Currency black market

In the face of the chronic shortage of foreign exchange in some countries, the currency black market becomes a thriving business sector. Companies are forced to resort to illegal methods to obtain the dollars needed to maintain their operations. Those businesses which manage to earn some foreign exchange 'salt' it away abroad for fear of a freeze on foreign currency accounts. This has become extensive in certain countries such as the Philippines. With the flow of fresh foreign loans and investments reduced to a trickle and the ensuing strict trade and exchange controls, only companies involved in priority industries, such as importers of oil and food and manufacturers for export, have access to legal dollars. For non-priority companies, about the only source of dollars for imports is the black market.
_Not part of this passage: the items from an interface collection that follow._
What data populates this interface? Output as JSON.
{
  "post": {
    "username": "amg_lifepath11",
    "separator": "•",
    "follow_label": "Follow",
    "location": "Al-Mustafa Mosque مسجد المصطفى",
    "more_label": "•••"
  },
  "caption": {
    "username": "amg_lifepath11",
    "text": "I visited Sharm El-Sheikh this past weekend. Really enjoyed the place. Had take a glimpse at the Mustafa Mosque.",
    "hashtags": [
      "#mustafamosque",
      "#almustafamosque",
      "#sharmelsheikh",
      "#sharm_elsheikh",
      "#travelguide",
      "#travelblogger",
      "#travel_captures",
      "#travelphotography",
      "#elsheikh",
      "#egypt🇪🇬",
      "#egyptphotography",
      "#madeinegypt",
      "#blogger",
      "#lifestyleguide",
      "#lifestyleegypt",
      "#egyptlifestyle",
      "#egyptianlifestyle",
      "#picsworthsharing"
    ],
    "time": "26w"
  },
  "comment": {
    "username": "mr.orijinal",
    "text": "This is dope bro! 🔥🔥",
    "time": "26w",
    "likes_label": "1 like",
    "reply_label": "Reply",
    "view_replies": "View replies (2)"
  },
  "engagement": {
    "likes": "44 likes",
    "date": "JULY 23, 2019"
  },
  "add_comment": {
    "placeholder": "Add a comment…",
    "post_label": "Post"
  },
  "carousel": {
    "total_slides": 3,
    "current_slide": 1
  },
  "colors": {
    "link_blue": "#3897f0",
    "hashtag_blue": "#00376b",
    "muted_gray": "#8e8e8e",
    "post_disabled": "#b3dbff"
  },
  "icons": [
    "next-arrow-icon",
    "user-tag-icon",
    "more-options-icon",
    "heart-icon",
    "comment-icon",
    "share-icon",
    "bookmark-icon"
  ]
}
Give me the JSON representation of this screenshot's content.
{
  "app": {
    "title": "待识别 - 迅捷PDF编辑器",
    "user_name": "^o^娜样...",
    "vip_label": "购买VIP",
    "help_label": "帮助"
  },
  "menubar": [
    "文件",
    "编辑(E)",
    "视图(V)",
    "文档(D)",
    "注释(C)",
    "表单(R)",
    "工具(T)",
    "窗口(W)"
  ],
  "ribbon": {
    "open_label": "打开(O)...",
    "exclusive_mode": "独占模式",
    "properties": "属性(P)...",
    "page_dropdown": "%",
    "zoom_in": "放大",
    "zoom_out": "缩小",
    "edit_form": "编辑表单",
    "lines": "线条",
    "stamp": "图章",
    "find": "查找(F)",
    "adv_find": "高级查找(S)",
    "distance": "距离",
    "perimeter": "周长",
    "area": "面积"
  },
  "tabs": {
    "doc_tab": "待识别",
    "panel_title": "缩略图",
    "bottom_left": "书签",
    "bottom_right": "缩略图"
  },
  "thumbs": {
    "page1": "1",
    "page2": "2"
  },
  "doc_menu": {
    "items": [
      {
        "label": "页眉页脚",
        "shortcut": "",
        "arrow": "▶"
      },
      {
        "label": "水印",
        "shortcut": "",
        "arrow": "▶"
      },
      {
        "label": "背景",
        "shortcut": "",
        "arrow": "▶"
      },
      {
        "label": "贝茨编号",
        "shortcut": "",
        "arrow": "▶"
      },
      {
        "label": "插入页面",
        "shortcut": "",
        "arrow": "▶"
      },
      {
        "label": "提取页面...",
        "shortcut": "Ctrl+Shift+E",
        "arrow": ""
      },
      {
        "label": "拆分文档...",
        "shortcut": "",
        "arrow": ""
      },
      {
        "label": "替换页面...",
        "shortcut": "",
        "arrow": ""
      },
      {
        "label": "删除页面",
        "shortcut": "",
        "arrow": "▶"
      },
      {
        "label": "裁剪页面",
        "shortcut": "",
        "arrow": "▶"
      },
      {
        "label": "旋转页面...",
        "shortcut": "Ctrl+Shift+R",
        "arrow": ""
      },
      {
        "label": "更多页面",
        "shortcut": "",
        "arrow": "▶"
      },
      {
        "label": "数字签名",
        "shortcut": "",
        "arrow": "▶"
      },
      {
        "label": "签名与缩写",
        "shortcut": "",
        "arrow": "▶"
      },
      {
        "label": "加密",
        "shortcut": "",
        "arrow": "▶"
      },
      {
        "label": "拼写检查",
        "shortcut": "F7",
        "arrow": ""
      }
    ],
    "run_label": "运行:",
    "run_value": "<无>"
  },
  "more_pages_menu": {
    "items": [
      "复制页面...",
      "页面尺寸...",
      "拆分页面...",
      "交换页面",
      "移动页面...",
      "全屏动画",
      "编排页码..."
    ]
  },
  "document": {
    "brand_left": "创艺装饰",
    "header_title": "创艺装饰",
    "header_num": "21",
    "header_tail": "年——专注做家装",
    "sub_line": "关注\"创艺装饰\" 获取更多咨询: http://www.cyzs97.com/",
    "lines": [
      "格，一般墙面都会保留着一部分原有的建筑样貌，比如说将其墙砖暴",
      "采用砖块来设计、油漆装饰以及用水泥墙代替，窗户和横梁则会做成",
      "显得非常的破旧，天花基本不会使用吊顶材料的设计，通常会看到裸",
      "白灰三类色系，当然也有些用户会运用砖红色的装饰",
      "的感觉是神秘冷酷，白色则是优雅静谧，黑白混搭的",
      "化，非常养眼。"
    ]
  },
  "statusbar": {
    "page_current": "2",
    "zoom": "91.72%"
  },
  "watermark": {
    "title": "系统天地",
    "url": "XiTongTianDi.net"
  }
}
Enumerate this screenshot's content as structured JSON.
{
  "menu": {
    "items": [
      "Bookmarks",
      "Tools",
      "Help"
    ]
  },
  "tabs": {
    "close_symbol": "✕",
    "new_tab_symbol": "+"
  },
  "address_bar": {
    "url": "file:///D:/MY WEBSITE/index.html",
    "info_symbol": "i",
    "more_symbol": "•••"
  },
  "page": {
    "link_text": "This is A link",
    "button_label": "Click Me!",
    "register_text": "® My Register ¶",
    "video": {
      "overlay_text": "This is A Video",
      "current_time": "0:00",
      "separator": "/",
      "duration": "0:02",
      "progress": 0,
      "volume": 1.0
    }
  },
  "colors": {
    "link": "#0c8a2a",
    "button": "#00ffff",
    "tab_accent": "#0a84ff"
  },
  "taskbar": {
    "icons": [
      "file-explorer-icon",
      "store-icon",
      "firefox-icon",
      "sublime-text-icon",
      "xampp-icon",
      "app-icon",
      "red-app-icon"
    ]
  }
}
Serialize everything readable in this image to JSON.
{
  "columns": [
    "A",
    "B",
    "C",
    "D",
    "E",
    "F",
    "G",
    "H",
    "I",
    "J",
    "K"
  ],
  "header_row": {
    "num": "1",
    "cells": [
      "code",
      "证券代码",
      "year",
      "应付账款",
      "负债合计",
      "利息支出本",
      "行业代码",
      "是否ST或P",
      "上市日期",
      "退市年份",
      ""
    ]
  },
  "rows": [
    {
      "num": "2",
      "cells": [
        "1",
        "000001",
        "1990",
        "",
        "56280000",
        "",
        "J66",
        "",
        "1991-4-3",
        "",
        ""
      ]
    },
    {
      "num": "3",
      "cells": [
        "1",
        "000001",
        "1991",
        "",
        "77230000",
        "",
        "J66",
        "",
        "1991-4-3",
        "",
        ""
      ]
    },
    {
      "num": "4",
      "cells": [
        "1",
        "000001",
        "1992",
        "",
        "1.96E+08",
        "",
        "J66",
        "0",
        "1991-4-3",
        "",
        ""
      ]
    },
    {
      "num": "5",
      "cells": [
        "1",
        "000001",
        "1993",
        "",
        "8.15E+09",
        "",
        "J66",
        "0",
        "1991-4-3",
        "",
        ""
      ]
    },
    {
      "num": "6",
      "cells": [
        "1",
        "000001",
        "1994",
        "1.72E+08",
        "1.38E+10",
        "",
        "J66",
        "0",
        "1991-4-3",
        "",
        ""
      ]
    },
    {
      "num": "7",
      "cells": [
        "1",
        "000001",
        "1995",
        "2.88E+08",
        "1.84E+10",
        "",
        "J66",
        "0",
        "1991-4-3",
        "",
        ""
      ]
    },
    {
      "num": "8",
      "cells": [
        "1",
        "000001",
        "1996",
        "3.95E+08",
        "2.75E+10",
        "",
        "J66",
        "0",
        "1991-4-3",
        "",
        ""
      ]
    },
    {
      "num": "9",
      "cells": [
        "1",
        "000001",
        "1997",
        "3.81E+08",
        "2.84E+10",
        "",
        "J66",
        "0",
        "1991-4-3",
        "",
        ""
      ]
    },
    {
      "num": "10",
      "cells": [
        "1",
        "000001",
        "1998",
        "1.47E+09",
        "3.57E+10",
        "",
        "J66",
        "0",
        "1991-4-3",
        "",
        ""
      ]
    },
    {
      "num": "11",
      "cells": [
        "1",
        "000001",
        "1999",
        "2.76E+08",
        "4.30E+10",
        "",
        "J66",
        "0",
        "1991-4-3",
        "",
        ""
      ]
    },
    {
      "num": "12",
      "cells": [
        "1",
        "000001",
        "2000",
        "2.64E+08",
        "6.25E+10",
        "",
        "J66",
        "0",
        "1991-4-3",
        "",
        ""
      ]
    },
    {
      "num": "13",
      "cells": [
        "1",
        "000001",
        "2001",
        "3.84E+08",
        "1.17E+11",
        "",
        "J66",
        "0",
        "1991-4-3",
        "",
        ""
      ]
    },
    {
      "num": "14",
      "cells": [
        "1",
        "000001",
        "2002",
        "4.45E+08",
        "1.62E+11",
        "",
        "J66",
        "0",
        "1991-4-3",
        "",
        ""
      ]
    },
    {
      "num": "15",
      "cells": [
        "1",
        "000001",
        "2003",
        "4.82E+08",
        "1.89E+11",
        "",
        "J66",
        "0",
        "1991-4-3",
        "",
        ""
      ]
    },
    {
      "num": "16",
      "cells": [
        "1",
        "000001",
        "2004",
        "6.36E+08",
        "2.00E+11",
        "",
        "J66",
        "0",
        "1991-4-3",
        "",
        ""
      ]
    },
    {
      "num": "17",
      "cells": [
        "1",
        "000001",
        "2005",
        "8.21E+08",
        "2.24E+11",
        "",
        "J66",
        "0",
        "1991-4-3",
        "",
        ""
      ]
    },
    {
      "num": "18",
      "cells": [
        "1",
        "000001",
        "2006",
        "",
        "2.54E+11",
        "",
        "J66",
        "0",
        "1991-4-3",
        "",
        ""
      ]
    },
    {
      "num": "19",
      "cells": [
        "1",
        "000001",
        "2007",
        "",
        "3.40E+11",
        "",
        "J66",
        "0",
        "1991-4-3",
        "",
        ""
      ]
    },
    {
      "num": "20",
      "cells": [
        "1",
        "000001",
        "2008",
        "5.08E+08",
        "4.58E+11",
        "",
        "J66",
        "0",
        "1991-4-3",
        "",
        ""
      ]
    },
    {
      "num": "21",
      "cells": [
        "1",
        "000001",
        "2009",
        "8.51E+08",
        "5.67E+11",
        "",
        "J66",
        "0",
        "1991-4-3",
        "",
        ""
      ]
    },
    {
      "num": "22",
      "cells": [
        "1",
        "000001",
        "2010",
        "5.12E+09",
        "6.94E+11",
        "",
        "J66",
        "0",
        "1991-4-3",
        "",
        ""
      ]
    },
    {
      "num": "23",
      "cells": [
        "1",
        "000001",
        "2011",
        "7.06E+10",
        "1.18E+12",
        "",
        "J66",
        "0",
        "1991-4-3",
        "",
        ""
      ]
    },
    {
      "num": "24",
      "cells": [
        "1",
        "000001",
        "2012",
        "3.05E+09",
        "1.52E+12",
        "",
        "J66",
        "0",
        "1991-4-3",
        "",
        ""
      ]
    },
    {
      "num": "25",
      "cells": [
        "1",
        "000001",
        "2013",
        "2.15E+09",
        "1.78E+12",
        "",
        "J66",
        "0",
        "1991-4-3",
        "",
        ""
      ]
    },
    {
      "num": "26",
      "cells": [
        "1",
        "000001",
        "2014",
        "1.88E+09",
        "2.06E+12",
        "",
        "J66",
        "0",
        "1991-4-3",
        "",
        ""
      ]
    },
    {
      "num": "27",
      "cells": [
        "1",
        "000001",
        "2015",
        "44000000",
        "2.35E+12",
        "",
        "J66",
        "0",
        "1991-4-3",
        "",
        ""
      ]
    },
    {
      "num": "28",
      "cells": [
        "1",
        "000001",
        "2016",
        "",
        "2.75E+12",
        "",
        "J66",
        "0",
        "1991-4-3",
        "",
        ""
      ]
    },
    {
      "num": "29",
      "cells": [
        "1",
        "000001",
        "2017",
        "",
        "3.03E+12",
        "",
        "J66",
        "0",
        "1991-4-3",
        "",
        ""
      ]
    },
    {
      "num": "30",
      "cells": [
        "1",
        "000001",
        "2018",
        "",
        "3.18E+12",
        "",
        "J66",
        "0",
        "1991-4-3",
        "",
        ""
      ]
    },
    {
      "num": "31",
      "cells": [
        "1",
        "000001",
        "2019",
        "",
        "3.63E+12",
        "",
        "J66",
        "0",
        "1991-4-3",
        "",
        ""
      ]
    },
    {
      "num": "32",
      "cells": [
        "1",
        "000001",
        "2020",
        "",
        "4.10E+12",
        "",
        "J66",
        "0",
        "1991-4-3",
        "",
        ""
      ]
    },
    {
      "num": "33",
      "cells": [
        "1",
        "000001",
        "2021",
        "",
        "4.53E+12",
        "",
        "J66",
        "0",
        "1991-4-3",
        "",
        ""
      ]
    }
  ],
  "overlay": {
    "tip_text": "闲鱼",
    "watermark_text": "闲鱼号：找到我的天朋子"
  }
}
Another example is China, where there is a flourishing foreign currency black market and speculative trading in scarce products. There is a small but lucrative black market operating in actual foreign currencies, especially US and Hong Kong dollars. Some official organizations may also have been involved in currency trading and speculation, using money obtained through Bank of China loans.

[Former socialist countries] The currency black market in the former socialist countries reinforces a form of internal economic discrimination since one of the ways Eastern bloc countries earned hard currencies such as dollars was to sell scarce consumer goods in stores that only accept hard currency. Even when the shelves in state stores were empty, there was ample stock in hard-currency stores. The greater the shortages in state stores, the higher the premium consumers would pay for dollars on the black market, which even in transition times may still be the only place they can get them. In Poland, at the beginning of 1983, the black-market premium was about six times the official rate. In Romania, it was 250%. In the other socialist countries, the black-market rate lies between 50% and 200% above the official rate. Only in Hungary, which enjoys an ample supply of consumer goods, is it under 25%.

(D) Detailed problems